The easiest way to create business applications for the Desktop and the Cloud
The announcement of Visual Studio LightSwitch this week has generated a lot of discussion, and as expected a number of questions about "what is LightSwitch really building under the covers?". To help shed some light on that (sorry, couldn't resist) we're putting together a blog series that takes a more in depth look at the Anatomy of a LightSwitch application. We'll start with this high-level architectural overview and then drill into each architectural layer and other specific topics over the coming weeks.
Here's an outline of topics we're thinking about:
(UPDATE: In Visual Studio 2012 (LightSwitch v2) we have updated the middle-tier architecture to use OData Services. See: LightSwitch Architecture: OData)
(UPDATE: In Visual Studio 2012 Update 2 (LightSwitch v3) we have added an additional client option, HTML5. See The LightSwitch HTML Client: An Architectural Overview)
With that, let's get started...
The Anatomy of a LightSwitch Application - Architecture Overview
Microsoft Visual Studio LightSwitch applications are built on a classic three-tier architecture. Each tier runs independently of the others and performs a specific role in the application. The presentation tier is responsible for human interaction with the application. Its primary concern is data visualization and editing. The logic tier processes requests from a client to fetch data, update data, or to perform other operations. This tier’s primary role is to shield direct access to the data from unwanted or invalid reads and updates. This helps to ensure the long-term integrity and security of the data. The data storage tier is responsible for durable storage of the application data.

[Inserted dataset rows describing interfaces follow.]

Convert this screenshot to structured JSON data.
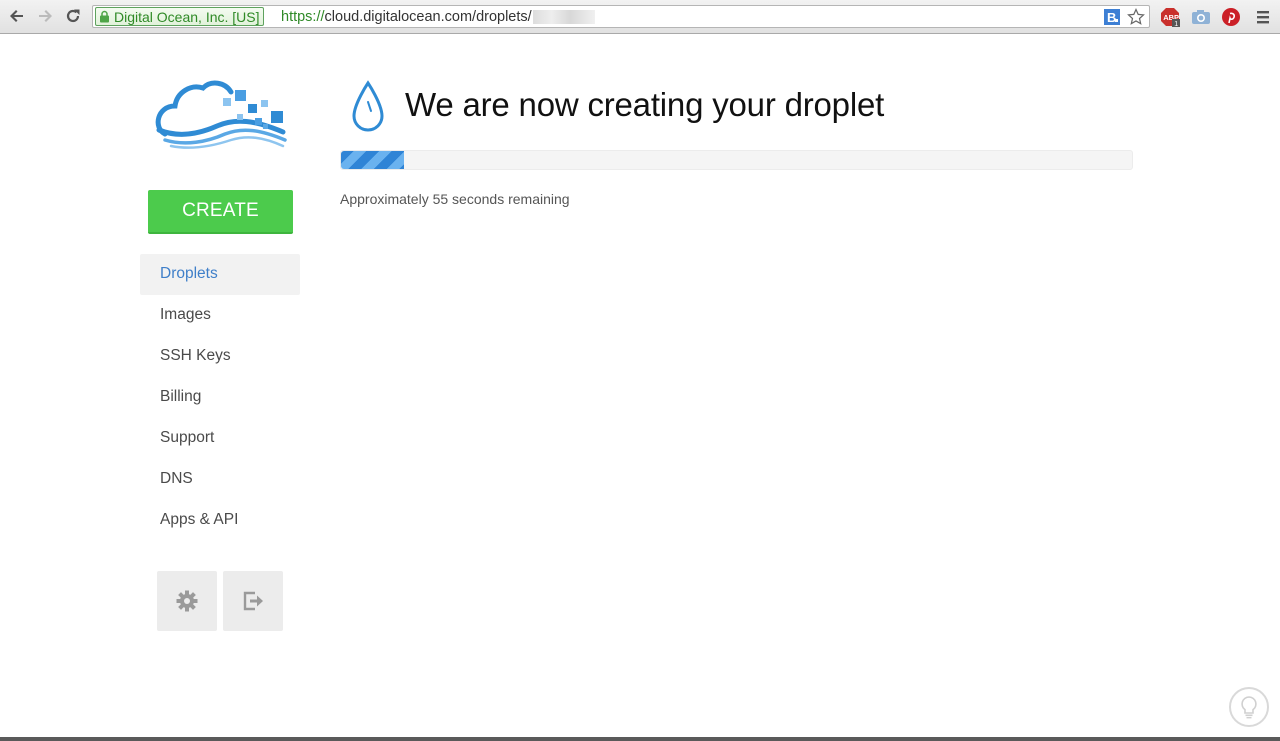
{
  "browser": {
    "ev_label": "Digital Ocean, Inc. [US]",
    "url_scheme": "https://",
    "url_rest": "cloud.digitalocean.com/droplets/",
    "ext_abp_count": "1"
  },
  "sidebar": {
    "create_label": "CREATE",
    "items": [
      {
        "label": "Droplets",
        "active": true
      },
      {
        "label": "Images"
      },
      {
        "label": "SSH Keys"
      },
      {
        "label": "Billing"
      },
      {
        "label": "Support"
      },
      {
        "label": "DNS"
      },
      {
        "label": "Apps & API"
      }
    ]
  },
  "main": {
    "title": "We are now creating your droplet",
    "progress_fraction": 0.08,
    "remaining_text": "Approximately 55 seconds remaining"
  },
  "colors": {
    "accent_blue": "#3f7fc9",
    "create_green": "#4ccb4c"
  }
}
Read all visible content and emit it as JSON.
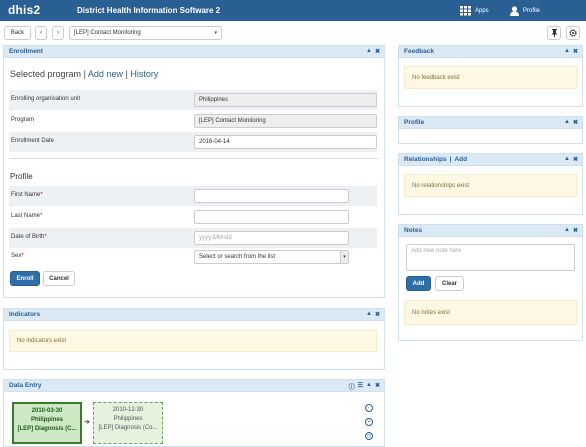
{
  "header": {
    "logo": "dhis2",
    "title": "District Health Information Software 2",
    "apps": "Apps",
    "profile": "Profile"
  },
  "toolbar": {
    "back": "Back",
    "prev": "‹",
    "next": "›",
    "program": "[LEP] Contact Monitoring",
    "caret": "▾"
  },
  "enrollment": {
    "title": "Enrollment",
    "heading_selected": "Selected program",
    "sep1": "|",
    "add_new": "Add new",
    "sep2": "|",
    "history": "History",
    "rows": [
      {
        "label": "Enrolling organisation unit",
        "value": "Philippines"
      },
      {
        "label": "Program",
        "value": "[LEP] Contact Monitoring"
      },
      {
        "label": "Enrollment Date",
        "value": "2016-04-14"
      }
    ],
    "profile_title": "Profile",
    "first_name": "First Name",
    "last_name": "Last Name",
    "dob": "Date of Birth",
    "dob_placeholder": "yyyy-MM-dd",
    "sex": "Sex",
    "sex_placeholder": "Select or search from the list",
    "required": "*",
    "enroll": "Enroll",
    "cancel": "Cancel"
  },
  "indicators": {
    "title": "Indicators",
    "empty": "No indicators exist"
  },
  "dataentry": {
    "title": "Data Entry",
    "events": [
      {
        "date": "2010-03-30",
        "org": "Philippines",
        "stage": "[LEP] Diagnosis (C..."
      },
      {
        "date": "2010-12-30",
        "org": "Philippines",
        "stage": "[LEP] Diagnosis (Co..."
      }
    ],
    "arrow": "➔"
  },
  "feedback": {
    "title": "Feedback",
    "empty": "No feedback exist"
  },
  "profile_widget": {
    "title": "Profile"
  },
  "relationships": {
    "title": "Relationships",
    "sep": "|",
    "add": "Add",
    "empty": "No relationships exist"
  },
  "notes": {
    "title": "Notes",
    "placeholder": "Add new note here",
    "add": "Add",
    "clear": "Clear",
    "empty": "No notes exist"
  },
  "colors": {
    "brand": "#2a5f94",
    "panel_head": "#dbe9f5",
    "warn_bg": "#fcf8e3",
    "event_active": "#cde8c4",
    "event_done": "#e4f2de"
  },
  "icons": {
    "apps": "grid-icon",
    "profile": "user-icon",
    "pin": "pin-icon",
    "settings": "gear-icon",
    "collapse": "chevron-up-icon",
    "close": "close-icon"
  }
}
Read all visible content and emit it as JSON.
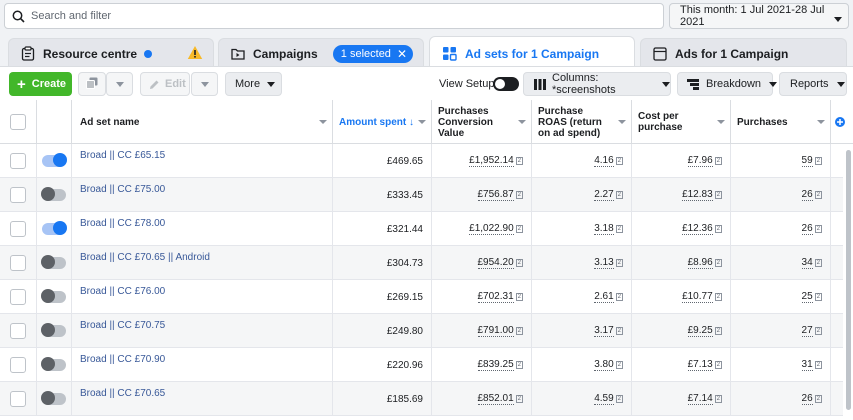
{
  "search": {
    "placeholder": "Search and filter"
  },
  "date_range": {
    "label": "This month: 1 Jul 2021-28 Jul 2021"
  },
  "tabs": [
    {
      "label": "Resource centre"
    },
    {
      "label": "Campaigns"
    },
    {
      "label": "Ad sets for 1 Campaign",
      "selected_pill": "1 selected"
    },
    {
      "label": "Ads for 1 Campaign"
    }
  ],
  "toolbar": {
    "create_label": "Create",
    "edit_label": "Edit",
    "more_label": "More",
    "view_setup_label": "View Setup",
    "columns_label": "Columns: *screenshots",
    "breakdown_label": "Breakdown",
    "reports_label": "Reports"
  },
  "table": {
    "headers": {
      "name": "Ad set name",
      "spent": "Amount spent ↓",
      "pcv": "Purchases Conversion Value",
      "roas": "Purchase ROAS (return on ad spend)",
      "cpp": "Cost per purchase",
      "purchases": "Purchases"
    },
    "rows": [
      {
        "on": true,
        "name": "Broad || CC £65.15",
        "spent": "£469.65",
        "pcv": "£1,952.14",
        "roas": "4.16",
        "cpp": "£7.96",
        "purchases": "59"
      },
      {
        "on": false,
        "name": "Broad || CC £75.00",
        "spent": "£333.45",
        "pcv": "£756.87",
        "roas": "2.27",
        "cpp": "£12.83",
        "purchases": "26"
      },
      {
        "on": true,
        "name": "Broad || CC £78.00",
        "spent": "£321.44",
        "pcv": "£1,022.90",
        "roas": "3.18",
        "cpp": "£12.36",
        "purchases": "26"
      },
      {
        "on": false,
        "name": "Broad || CC £70.65 || Android",
        "spent": "£304.73",
        "pcv": "£954.20",
        "roas": "3.13",
        "cpp": "£8.96",
        "purchases": "34"
      },
      {
        "on": false,
        "name": "Broad || CC £76.00",
        "spent": "£269.15",
        "pcv": "£702.31",
        "roas": "2.61",
        "cpp": "£10.77",
        "purchases": "25"
      },
      {
        "on": false,
        "name": "Broad || CC £70.75",
        "spent": "£249.80",
        "pcv": "£791.00",
        "roas": "3.17",
        "cpp": "£9.25",
        "purchases": "27"
      },
      {
        "on": false,
        "name": "Broad || CC £70.90",
        "spent": "£220.96",
        "pcv": "£839.25",
        "roas": "3.80",
        "cpp": "£7.13",
        "purchases": "31"
      },
      {
        "on": false,
        "name": "Broad || CC £70.65",
        "spent": "£185.69",
        "pcv": "£852.01",
        "roas": "4.59",
        "cpp": "£7.14",
        "purchases": "26"
      }
    ]
  },
  "colors": {
    "accent": "#1877f2",
    "create": "#42b72a",
    "warning": "#f7b928"
  },
  "icons": [
    "search-icon",
    "clipboard-icon",
    "warning-icon",
    "folder-icon",
    "grid-icon",
    "ad-icon",
    "duplicate-icon",
    "pencil-icon",
    "columns-icon",
    "breakdown-icon",
    "add-column-icon"
  ]
}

A typical three-tier application
Designing a new three-tier application from scratch can be difficult and complex. Each tier presents a myriad of technology choices and internal system design. Each has distinct deployment and manageability concerns. Each must handle communications with the adjacent tier, and ensure secure access from trusted sources.
LightSwitch removes the complexity of building a three-tier application by making specific technology choices for you. You concentrate on the business logic and not the plumbing.

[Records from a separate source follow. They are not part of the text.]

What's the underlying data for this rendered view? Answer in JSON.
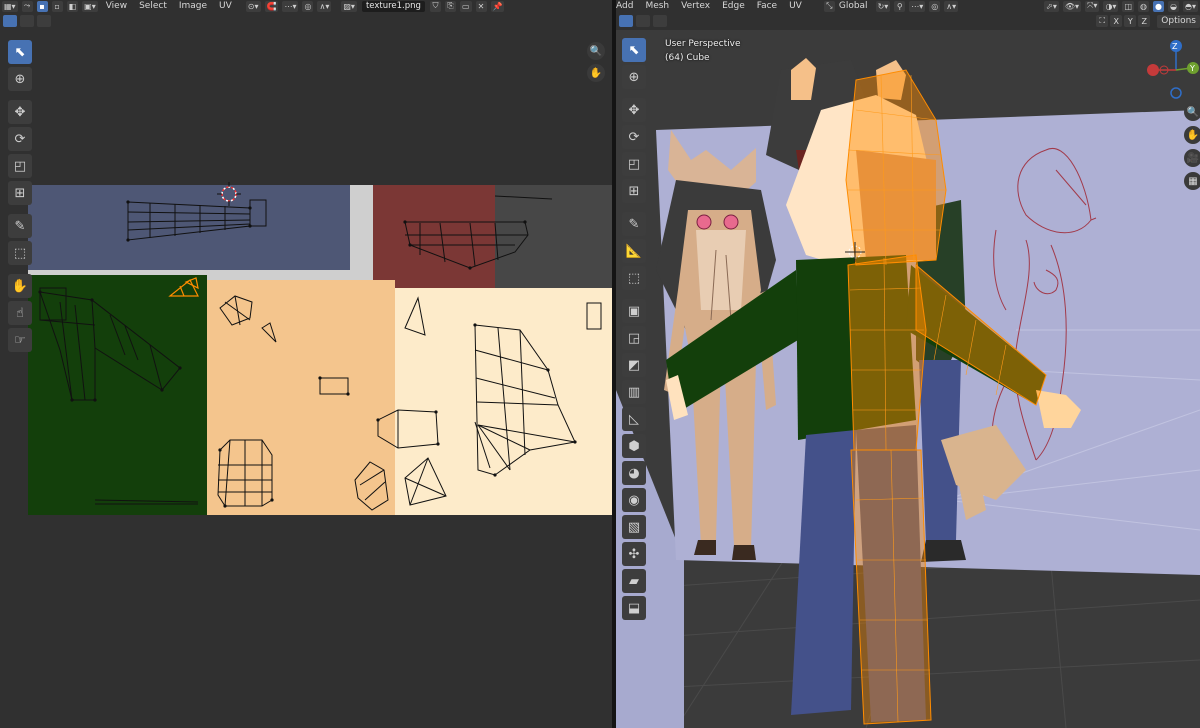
{
  "uv_editor": {
    "menus": [
      "View",
      "Select",
      "Image",
      "UV"
    ],
    "image_name": "texture1.png"
  },
  "viewport": {
    "menus": [
      "Add",
      "Mesh",
      "Vertex",
      "Edge",
      "Face",
      "UV"
    ],
    "transform_orientation": "Global",
    "axis_x": "X",
    "axis_y": "Y",
    "axis_z": "Z",
    "options_label": "Options",
    "view_name": "User Perspective",
    "object_info": "(64) Cube",
    "gizmo_z": "Z",
    "gizmo_y": "Y"
  },
  "colors": {
    "accent": "#4772b3",
    "tex_blue": "#4e5775",
    "tex_red": "#7b3735",
    "tex_dark": "#474747",
    "tex_green": "#133f0b",
    "tex_peach": "#f4c58d",
    "tex_cream": "#fdebca",
    "selection": "#ff8c00",
    "viewport_floor": "#3b3b3b",
    "viewport_wall": "#aeb0d4"
  }
}
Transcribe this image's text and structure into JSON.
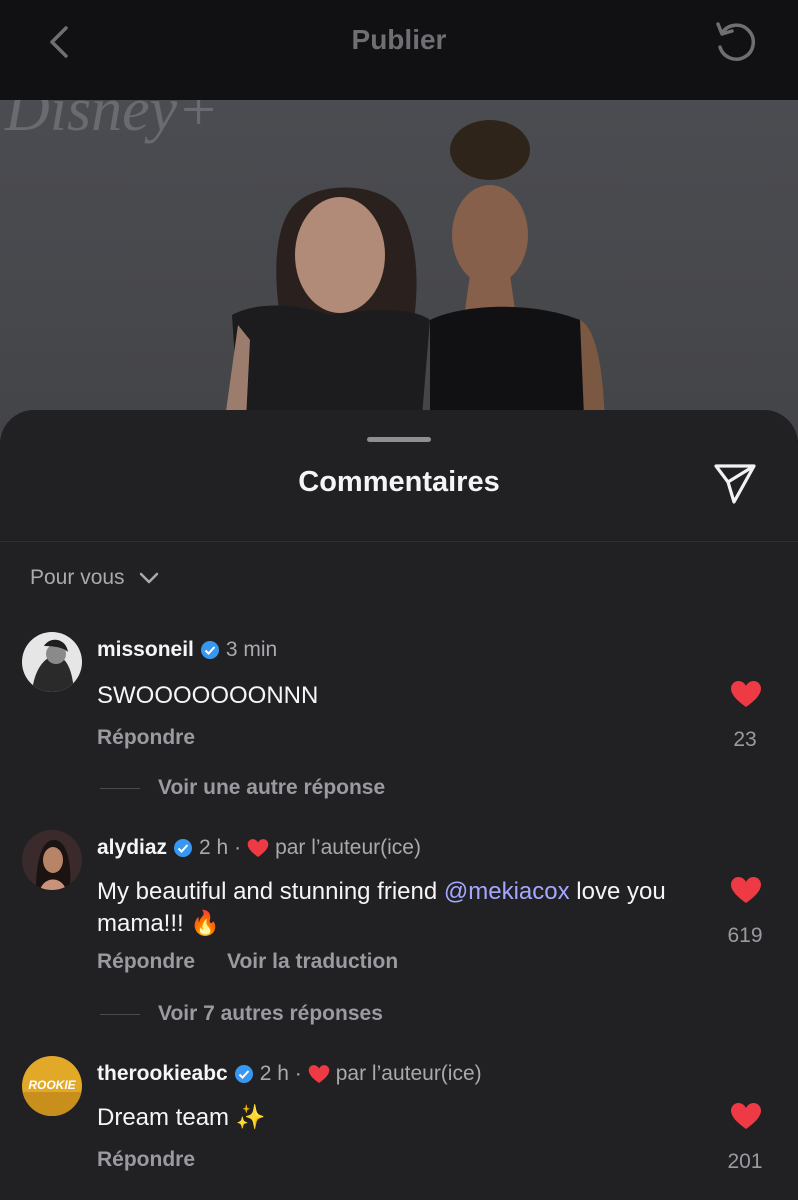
{
  "header": {
    "title": "Publier",
    "back_icon": "chevron-left-icon",
    "refresh_icon": "refresh-icon"
  },
  "sheet": {
    "title": "Commentaires",
    "send_icon": "send-icon",
    "filter_label": "Pour vous"
  },
  "photo": {
    "background_text": "Disney+"
  },
  "comments": [
    {
      "user": "missoneil",
      "verified": true,
      "time": "3 min",
      "author_liked": false,
      "text": "SWOOOOOOONNN",
      "actions": [
        "Répondre"
      ],
      "likes": "23",
      "replies_label": "Voir une autre réponse"
    },
    {
      "user": "alydiaz",
      "verified": true,
      "time": "2 h ·",
      "author_liked": true,
      "author_label": "par l’auteur(ice)",
      "text_before": "My beautiful and stunning friend ",
      "mention": "@mekiacox",
      "text_after": " love you mama!!! 🔥",
      "actions": [
        "Répondre",
        "Voir la traduction"
      ],
      "likes": "619",
      "replies_label": "Voir 7 autres réponses"
    },
    {
      "user": "therookieabc",
      "verified": true,
      "time": "2 h ·",
      "author_liked": true,
      "author_label": "par l’auteur(ice)",
      "text": "Dream team ✨",
      "actions": [
        "Répondre"
      ],
      "likes": "201",
      "avatar_text": "ROOKIE"
    }
  ],
  "colors": {
    "like": "#ee3a44",
    "verified": "#3897f0",
    "mention": "#a4a7ff"
  }
}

When we map the specific technologies used in LightSwitch to this architecture you find that the LightSwitch presentation tier is a Silverlight 4.0 application. It can run as a Windows desktop application or hosted in a browser. The LightSwitch logic tier exposes a set of WCF RIA DomainServices running in ASP.NET 4.0. The logic tier process can be hosted locally (on the end-user’s machine), on an IIS server, or in a Windows Azure WebRole. A LightSwitch application’s primary application storage uses SQL Server or SQL Azure and can consume data from existing SharePoint 2010 lists, databases accessible via an Entity Framework provider, and custom build WCF RIA DomainServices.
A LightSwitch 1.0 three-tier application

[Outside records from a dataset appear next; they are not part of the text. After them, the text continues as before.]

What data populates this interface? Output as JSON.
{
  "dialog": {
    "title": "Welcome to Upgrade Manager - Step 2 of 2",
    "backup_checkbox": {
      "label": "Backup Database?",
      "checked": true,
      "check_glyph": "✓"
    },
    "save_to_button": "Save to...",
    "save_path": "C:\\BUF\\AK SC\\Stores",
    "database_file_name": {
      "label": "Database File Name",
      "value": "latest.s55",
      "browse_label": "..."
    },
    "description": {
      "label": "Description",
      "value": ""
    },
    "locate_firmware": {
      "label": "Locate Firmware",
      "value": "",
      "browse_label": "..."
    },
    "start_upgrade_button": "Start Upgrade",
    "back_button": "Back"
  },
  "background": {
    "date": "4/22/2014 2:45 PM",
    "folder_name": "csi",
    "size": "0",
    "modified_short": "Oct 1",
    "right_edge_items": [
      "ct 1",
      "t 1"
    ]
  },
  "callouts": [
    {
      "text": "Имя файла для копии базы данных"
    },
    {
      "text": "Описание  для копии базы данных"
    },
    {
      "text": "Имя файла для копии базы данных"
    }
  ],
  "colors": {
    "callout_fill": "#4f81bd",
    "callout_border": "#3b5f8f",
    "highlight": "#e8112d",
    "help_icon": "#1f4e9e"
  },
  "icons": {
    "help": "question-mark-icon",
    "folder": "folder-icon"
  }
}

As you can see, a LightSwitch application is built on top of existing .NET technologies and proven architectural design patterns.
The vendor lock-in for Internet technology based infrastructure/interfaces doesn't work any more. Lightswitch is heavily based on a "rich" Silverlight experience to unfold the full potential as a big RAD tool. It should have been based on HTML5.
This is way cool, but I was doing this in the mid-80s with Clarion. Have you looked at that product? You could learn something.
Tempting...but there are better ways to do this... www.alphasoftware.com Alpha 5
For the presentation layer is it possible to use HTML without Silverlight (we need the site to be able to run on iPad and Android tablets)?
Is there a Update to this series with VS/LS - 2012 details ???
@LiveFromRaleigh - The "UPDATE: In Visual Studio 2012.." links we added above describe the new architecture of the OData stack in VS2012 as well as the HTML client we added in update 2. You can also visit this page for more details on the new deployment models etc: msdn.microsoft.com/.../gg491708